Stored items from a collection:
<<<<
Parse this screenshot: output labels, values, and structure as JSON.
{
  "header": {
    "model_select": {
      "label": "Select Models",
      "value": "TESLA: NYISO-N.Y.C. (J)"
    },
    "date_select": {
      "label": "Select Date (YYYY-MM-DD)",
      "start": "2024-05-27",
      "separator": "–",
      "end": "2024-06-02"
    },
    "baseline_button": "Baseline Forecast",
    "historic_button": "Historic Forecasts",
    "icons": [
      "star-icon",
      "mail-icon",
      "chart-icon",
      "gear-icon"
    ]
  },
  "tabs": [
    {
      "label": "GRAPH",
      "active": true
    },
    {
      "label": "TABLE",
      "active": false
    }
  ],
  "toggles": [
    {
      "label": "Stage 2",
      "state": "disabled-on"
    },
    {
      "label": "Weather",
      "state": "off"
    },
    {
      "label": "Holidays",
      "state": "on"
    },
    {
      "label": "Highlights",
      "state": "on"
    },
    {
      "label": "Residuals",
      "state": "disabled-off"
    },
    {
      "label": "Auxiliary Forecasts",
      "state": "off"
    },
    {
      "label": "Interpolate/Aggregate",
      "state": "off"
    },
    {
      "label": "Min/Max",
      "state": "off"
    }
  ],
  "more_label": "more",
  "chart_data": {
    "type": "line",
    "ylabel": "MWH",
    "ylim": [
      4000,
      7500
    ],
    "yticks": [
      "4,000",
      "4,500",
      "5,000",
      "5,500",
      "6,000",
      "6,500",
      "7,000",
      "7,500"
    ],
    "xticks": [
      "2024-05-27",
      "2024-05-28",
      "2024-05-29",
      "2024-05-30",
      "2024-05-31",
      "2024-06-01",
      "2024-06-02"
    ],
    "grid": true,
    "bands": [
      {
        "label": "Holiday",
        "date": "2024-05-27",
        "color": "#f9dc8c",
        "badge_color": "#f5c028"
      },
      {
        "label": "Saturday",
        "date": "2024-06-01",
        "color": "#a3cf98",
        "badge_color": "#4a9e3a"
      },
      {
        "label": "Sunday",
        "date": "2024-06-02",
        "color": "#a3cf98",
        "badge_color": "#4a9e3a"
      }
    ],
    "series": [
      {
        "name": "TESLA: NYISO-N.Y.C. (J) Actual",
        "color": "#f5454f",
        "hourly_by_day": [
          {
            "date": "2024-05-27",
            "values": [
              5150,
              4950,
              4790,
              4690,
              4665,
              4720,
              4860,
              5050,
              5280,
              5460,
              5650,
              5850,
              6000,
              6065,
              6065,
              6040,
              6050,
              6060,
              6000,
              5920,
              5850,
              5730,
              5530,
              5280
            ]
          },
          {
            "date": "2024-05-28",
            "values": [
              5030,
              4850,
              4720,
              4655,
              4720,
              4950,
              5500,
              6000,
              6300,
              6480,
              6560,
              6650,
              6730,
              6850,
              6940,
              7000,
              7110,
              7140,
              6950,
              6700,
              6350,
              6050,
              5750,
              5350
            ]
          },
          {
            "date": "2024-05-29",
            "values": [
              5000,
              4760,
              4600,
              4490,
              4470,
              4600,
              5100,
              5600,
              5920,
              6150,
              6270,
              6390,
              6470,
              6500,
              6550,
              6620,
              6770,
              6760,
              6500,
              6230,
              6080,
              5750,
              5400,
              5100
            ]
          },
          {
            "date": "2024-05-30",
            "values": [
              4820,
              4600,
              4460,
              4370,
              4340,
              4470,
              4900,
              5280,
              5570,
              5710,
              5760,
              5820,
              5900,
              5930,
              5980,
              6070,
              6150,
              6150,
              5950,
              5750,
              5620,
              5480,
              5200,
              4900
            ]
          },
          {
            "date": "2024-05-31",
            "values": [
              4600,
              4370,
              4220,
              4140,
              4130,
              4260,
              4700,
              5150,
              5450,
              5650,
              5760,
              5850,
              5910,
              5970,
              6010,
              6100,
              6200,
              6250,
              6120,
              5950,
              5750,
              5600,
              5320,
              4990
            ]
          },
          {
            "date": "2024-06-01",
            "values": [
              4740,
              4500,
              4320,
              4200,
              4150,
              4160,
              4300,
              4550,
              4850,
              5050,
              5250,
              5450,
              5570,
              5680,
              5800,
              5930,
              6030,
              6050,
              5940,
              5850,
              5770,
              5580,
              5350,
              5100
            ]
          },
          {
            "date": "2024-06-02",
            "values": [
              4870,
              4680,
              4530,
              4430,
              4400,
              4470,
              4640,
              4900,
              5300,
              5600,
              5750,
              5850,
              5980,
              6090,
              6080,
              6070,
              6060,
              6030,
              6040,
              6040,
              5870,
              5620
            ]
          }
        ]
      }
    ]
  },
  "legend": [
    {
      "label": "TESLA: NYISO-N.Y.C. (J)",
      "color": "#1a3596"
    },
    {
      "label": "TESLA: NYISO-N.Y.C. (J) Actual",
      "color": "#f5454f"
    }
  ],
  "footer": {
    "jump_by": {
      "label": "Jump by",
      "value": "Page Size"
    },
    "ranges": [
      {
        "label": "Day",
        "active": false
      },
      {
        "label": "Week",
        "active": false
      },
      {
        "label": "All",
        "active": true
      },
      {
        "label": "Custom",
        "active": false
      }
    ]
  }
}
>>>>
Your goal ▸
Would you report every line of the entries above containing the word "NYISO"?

Reply ▸
      "value": "TESLA: NYISO-N.Y.C. (J)"
        "name": "TESLA: NYISO-N.Y.C. (J) Actual",
      "label": "TESLA: NYISO-N.Y.C. (J)",
      "label": "TESLA: NYISO-N.Y.C. (J) Actual",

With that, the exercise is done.